All records below must be retyped exactly.
:::::
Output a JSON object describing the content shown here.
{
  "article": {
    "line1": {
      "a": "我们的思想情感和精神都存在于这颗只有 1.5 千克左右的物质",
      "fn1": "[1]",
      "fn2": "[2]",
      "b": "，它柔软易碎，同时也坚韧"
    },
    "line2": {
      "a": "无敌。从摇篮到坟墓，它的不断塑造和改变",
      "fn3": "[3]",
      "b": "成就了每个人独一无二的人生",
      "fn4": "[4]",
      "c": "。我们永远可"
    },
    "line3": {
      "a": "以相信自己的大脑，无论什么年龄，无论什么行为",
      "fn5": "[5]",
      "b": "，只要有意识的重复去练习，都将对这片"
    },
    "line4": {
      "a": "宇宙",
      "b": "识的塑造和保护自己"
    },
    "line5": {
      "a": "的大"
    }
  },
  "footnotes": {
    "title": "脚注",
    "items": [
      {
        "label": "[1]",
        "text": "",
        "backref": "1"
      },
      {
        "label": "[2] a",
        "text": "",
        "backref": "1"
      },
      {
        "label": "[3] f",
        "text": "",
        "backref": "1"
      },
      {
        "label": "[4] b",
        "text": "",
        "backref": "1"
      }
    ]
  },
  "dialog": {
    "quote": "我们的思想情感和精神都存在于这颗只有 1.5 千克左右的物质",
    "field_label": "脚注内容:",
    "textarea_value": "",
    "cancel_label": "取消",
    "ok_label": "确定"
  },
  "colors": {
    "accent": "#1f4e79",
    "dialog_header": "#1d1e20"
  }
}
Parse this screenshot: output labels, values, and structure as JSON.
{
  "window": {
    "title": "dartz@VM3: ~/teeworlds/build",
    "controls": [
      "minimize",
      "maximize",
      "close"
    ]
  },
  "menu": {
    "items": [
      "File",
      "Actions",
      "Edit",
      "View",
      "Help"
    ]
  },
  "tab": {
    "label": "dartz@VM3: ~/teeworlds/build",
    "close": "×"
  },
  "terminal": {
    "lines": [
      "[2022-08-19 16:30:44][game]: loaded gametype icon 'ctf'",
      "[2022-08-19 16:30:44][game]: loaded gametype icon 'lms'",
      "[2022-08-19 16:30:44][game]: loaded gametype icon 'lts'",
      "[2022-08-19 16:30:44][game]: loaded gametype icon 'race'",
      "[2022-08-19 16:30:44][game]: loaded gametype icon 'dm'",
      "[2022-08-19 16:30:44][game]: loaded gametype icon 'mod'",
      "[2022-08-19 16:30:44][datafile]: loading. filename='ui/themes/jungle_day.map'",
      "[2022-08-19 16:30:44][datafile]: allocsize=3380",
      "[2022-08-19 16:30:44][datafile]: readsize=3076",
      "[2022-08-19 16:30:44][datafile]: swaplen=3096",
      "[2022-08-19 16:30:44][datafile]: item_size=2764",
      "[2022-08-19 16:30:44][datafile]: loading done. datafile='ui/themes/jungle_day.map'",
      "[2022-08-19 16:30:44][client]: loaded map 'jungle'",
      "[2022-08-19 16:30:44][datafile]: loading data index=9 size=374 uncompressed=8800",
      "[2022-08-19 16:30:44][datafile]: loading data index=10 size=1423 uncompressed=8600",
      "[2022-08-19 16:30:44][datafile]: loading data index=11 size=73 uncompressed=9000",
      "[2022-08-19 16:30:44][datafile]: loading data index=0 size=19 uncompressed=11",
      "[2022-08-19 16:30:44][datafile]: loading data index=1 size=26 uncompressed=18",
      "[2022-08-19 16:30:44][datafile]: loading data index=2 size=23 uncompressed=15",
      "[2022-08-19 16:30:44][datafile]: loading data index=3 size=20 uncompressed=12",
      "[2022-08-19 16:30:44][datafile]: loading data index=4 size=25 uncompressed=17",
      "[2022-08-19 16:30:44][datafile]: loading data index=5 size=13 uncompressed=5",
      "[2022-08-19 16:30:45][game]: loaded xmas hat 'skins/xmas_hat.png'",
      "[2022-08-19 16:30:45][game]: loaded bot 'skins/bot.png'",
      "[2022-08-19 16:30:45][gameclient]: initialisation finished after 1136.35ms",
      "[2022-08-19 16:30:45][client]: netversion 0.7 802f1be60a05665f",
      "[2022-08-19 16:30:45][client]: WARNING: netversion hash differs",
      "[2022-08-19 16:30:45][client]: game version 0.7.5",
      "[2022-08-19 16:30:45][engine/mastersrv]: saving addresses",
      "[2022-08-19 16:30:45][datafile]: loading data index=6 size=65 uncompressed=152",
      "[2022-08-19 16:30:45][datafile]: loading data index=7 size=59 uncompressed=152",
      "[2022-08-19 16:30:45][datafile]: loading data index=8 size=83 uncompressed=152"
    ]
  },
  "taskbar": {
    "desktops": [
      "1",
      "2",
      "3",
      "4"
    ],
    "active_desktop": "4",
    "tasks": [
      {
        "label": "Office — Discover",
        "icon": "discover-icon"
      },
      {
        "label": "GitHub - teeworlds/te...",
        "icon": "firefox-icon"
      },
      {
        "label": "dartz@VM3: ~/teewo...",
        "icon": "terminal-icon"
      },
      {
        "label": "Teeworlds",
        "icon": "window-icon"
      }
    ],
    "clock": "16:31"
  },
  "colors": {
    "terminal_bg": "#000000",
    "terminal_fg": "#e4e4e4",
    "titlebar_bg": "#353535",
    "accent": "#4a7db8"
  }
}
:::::
### TASK SOLUTION
Output a JSON object describing the content shown here.
{
  "article": {
    "line1": {
      "a": "我们的思想情感和精神都存在于这颗只有 1.5 千克左右的物质",
      "fn1": "[1]",
      "fn2": "[2]",
      "b": "，它柔软易碎，同时也坚韧"
    },
    "line2": {
      "a": "无敌。从摇篮到坟墓，它的不断塑造和改变",
      "fn3": "[3]",
      "b": "成就了每个人独一无二的人生",
      "fn4": "[4]",
      "c": "。我们永远可"
    },
    "line3": {
      "a": "以相信自己的大脑，无论什么年龄，无论什么行为",
      "fn5": "[5]",
      "b": "，只要有意识的重复去练习，都将对这片"
    },
    "line4": {
      "a": "宇宙",
      "b": "识的塑造和保护自己"
    },
    "line5": {
      "a": "的大"
    }
  },
  "footnotes": {
    "title": "脚注",
    "items": [
      {
        "label": "[1]",
        "text": "",
        "backref": "1"
      },
      {
        "label": "[2] a",
        "text": "",
        "backref": "1"
      },
      {
        "label": "[3] f",
        "text": "",
        "backref": "1"
      },
      {
        "label": "[4] b",
        "text": "",
        "backref": "1"
      }
    ]
  },
  "dialog": {
    "quote": "我们的思想情感和精神都存在于这颗只有 1.5 千克左右的物质",
    "field_label": "脚注内容:",
    "textarea_value": "",
    "cancel_label": "取消",
    "ok_label": "确定"
  },
  "colors": {
    "accent": "#1f4e79",
    "dialog_header": "#1d1e20"
  }
}
Parse this screenshot: output labels, values, and structure as JSON.
{
  "window": {
    "title": "dartz@VM3: ~/teeworlds/build",
    "controls": [
      "minimize",
      "maximize",
      "close"
    ]
  },
  "menu": {
    "items": [
      "File",
      "Actions",
      "Edit",
      "View",
      "Help"
    ]
  },
  "tab": {
    "label": "dartz@VM3: ~/teeworlds/build",
    "close": "×"
  },
  "terminal": {
    "lines": [
      "[2022-08-19 16:30:44][game]: loaded gametype icon 'ctf'",
      "[2022-08-19 16:30:44][game]: loaded gametype icon 'lms'",
      "[2022-08-19 16:30:44][game]: loaded gametype icon 'lts'",
      "[2022-08-19 16:30:44][game]: loaded gametype icon 'race'",
      "[2022-08-19 16:30:44][game]: loaded gametype icon 'dm'",
      "[2022-08-19 16:30:44][game]: loaded gametype icon 'mod'",
      "[2022-08-19 16:30:44][datafile]: loading. filename='ui/themes/jungle_day.map'",
      "[2022-08-19 16:30:44][datafile]: allocsize=3380",
      "[2022-08-19 16:30:44][datafile]: readsize=3076",
      "[2022-08-19 16:30:44][datafile]: swaplen=3096",
      "[2022-08-19 16:30:44][datafile]: item_size=2764",
      "[2022-08-19 16:30:44][datafile]: loading done. datafile='ui/themes/jungle_day.map'",
      "[2022-08-19 16:30:44][client]: loaded map 'jungle'",
      "[2022-08-19 16:30:44][datafile]: loading data index=9 size=374 uncompressed=8800",
      "[2022-08-19 16:30:44][datafile]: loading data index=10 size=1423 uncompressed=8600",
      "[2022-08-19 16:30:44][datafile]: loading data index=11 size=73 uncompressed=9000",
      "[2022-08-19 16:30:44][datafile]: loading data index=0 size=19 uncompressed=11",
      "[2022-08-19 16:30:44][datafile]: loading data index=1 size=26 uncompressed=18",
      "[2022-08-19 16:30:44][datafile]: loading data index=2 size=23 uncompressed=15",
      "[2022-08-19 16:30:44][datafile]: loading data index=3 size=20 uncompressed=12",
      "[2022-08-19 16:30:44][datafile]: loading data index=4 size=25 uncompressed=17",
      "[2022-08-19 16:30:44][datafile]: loading data index=5 size=13 uncompressed=5",
      "[2022-08-19 16:30:45][game]: loaded xmas hat 'skins/xmas_hat.png'",
      "[2022-08-19 16:30:45][game]: loaded bot 'skins/bot.png'",
      "[2022-08-19 16:30:45][gameclient]: initialisation finished after 1136.35ms",
      "[2022-08-19 16:30:45][client]: netversion 0.7 802f1be60a05665f",
      "[2022-08-19 16:30:45][client]: WARNING: netversion hash differs",
      "[2022-08-19 16:30:45][client]: game version 0.7.5",
      "[2022-08-19 16:30:45][engine/mastersrv]: saving addresses",
      "[2022-08-19 16:30:45][datafile]: loading data index=6 size=65 uncompressed=152",
      "[2022-08-19 16:30:45][datafile]: loading data index=7 size=59 uncompressed=152",
      "[2022-08-19 16:30:45][datafile]: loading data index=8 size=83 uncompressed=152"
    ]
  },
  "taskbar": {
    "desktops": [
      "1",
      "2",
      "3",
      "4"
    ],
    "active_desktop": "4",
    "tasks": [
      {
        "label": "Office — Discover",
        "icon": "discover-icon"
      },
      {
        "label": "GitHub - teeworlds/te...",
        "icon": "firefox-icon"
      },
      {
        "label": "dartz@VM3: ~/teewo...",
        "icon": "terminal-icon"
      },
      {
        "label": "Teeworlds",
        "icon": "window-icon"
      }
    ],
    "clock": "16:31"
  },
  "colors": {
    "terminal_bg": "#000000",
    "terminal_fg": "#e4e4e4",
    "titlebar_bg": "#353535",
    "accent": "#4a7db8"
  }
}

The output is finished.